So what is my new (fourth) project about? It emerged from my coverage of the 2012-phenomenon on this blog (who says blogging is a waste of time?) and elsewhere on the internet. It sparked my slumbering interest in the Maya calendars. Since time and temporality are some of my main interests in archaeology I saw a way to combine three different aspects of time in this project: the Maya view(s) of time, archaeological views of time and ontological aspects of time. My growing interest in the field of “neuroarchaeology” (Malafouris, Renfrew, etc.) will also be applied in this project. That is, how do objects shape our mind? Or to put it in the context of my project: how did the Maya calendar(s) shape the mind(s) of the Maya?
Time-keeping and calendars emerge through the interaction between objects and the events they generate. Once codified, the calendars are “necromantic” objects that affect the perception of time across multiple generations. Just like our own lives are shaped by ancient Roman months and a later Papal calendar reform, the lives of the Classic period Maya were affected by calendar systems created by long-dead Formative period people.
The specific aim is to study how the Formative (2000 BC–AD 250) and Classic (AD 250–1050) Maya Long Count of accumulative time disappeared in favor of a cyclical Postclassic (1050–1519/1697) Short Count. The “divine kingship” was associated with the Long Count until the cessation of dated monuments at the beginning of the 10th century AD, an event that coincided with the Maya collapse. In the Postclassic period the Short Count dominated and did so until the Spanish conquest of Noj Petén in 1697. This calendar consists of cycles of 256 years and its importance in the Postclassic coincides with myths of previous ages. Knowledge of earlier history, past collapses and perception of ruins enforced a calendar change that emphasized previous creations and/or repeated periods of time. The change in how the Maya used their calendars will primarily be studied from changes in site plans, artefact assemblages, etc. and when these occurred in relation to known calendar periods.

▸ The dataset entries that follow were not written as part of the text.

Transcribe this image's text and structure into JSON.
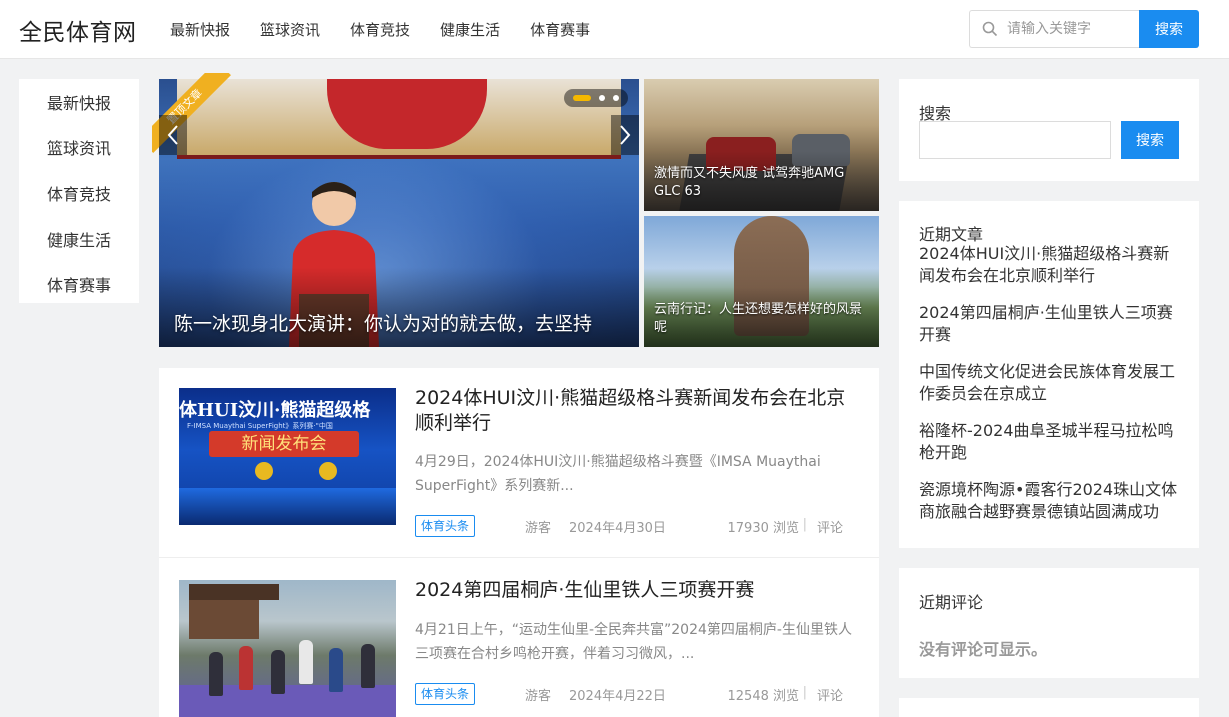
{
  "header": {
    "logo": "全民体育网",
    "nav": [
      "最新快报",
      "篮球资讯",
      "体育竞技",
      "健康生活",
      "体育赛事"
    ],
    "search_placeholder": "请输入关键字",
    "search_button": "搜索"
  },
  "sidebar": {
    "items": [
      "最新快报",
      "篮球资讯",
      "体育竞技",
      "健康生活",
      "体育赛事"
    ]
  },
  "slider": {
    "corner_tag": "置顶文章",
    "caption": "陈一冰现身北大演讲：你认为对的就去做，去坚持",
    "dots_total": 3,
    "active_dot": 1
  },
  "side_features": [
    {
      "caption": "激情而又不失风度 试驾奔驰AMG GLC 63"
    },
    {
      "caption": "云南行记：人生还想要怎样好的风景呢"
    }
  ],
  "thumb_text": {
    "t1_band": "体HUI汶川·熊猫超级格",
    "t1_sub": "F-IMSA Muaythai SuperFight》系列赛·\"中国",
    "t1_red": "新闻发布会"
  },
  "articles": [
    {
      "title": "2024体HUI汶川·熊猫超级格斗赛新闻发布会在北京顺利举行",
      "excerpt": "4月29日，2024体HUI汶川·熊猫超级格斗赛暨《IMSA Muaythai SuperFight》系列赛新...",
      "tag": "体育头条",
      "author": "游客",
      "date": "2024年4月30日",
      "views": "17930 浏览",
      "comment": "评论"
    },
    {
      "title": "2024第四届桐庐·生仙里铁人三项赛开赛",
      "excerpt": "4月21日上午，“运动生仙里-全民奔共富”2024第四届桐庐-生仙里铁人三项赛在合村乡鸣枪开赛，伴着习习微风，...",
      "tag": "体育头条",
      "author": "游客",
      "date": "2024年4月22日",
      "views": "12548 浏览",
      "comment": "评论"
    }
  ],
  "widgets": {
    "search": {
      "title": "搜索",
      "button": "搜索"
    },
    "recent": {
      "title": "近期文章",
      "items": [
        "2024体HUI汶川·熊猫超级格斗赛新闻发布会在北京顺利举行",
        "2024第四届桐庐·生仙里铁人三项赛开赛",
        "中国传统文化促进会民族体育发展工作委员会在京成立",
        "裕隆杯-2024曲阜圣城半程马拉松鸣枪开跑",
        "瓷源境杯陶源•霞客行2024珠山文体商旅融合越野赛景德镇站圆满成功"
      ]
    },
    "comments": {
      "title": "近期评论",
      "empty": "没有评论可显示。"
    }
  },
  "colors": {
    "accent": "#1a8cf0",
    "tag_gold": "#f0b020"
  }
}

A weird coincidence. In a couple of previous posts I have described the “2012-phenomenon” as a hyperobject. I will also give a talk about it next year in London. Roughly one year ago I went to Tjolöholms slott (Tjolöholm Castle) outside Göteborg for an interview for the Swedish newspaper Dagens Nyheter. The interview was about the 2012-end date and the reason why we went to Tjolöholm was because it was the setting for parts of Lars von Trier’s movie Melancholia. Two days ago this review of Timothy Morton’s book Hyperobjects was posted. It uses Melancholia as an example throughout the review.